--- Problem description ---
Copy each line below that includes "caption".

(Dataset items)
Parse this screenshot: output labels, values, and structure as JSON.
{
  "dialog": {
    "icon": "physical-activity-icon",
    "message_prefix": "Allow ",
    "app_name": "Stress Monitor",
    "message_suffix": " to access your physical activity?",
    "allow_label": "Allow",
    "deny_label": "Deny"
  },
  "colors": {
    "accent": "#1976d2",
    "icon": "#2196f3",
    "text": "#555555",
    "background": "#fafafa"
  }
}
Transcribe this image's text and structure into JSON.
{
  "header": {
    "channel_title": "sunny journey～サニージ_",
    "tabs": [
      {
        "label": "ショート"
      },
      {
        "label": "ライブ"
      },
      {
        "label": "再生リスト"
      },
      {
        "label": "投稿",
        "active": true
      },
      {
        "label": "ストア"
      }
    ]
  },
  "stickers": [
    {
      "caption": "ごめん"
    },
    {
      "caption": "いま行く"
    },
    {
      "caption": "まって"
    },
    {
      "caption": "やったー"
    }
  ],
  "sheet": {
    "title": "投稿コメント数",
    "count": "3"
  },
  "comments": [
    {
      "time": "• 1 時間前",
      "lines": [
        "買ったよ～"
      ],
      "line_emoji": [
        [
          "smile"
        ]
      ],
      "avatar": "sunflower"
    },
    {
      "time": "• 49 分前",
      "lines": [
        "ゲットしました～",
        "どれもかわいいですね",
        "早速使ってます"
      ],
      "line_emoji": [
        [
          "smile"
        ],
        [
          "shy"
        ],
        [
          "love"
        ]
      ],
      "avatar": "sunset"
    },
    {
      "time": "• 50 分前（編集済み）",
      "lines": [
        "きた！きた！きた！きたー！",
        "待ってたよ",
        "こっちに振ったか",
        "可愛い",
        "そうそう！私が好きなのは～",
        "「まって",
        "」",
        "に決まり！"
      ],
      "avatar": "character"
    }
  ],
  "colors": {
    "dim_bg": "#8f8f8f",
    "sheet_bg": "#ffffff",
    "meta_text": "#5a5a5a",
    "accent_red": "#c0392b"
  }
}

--- Solution to the exercise ---
      "caption": "ごめん"
      "caption": "いま行く"
      "caption": "まって"
      "caption": "やったー"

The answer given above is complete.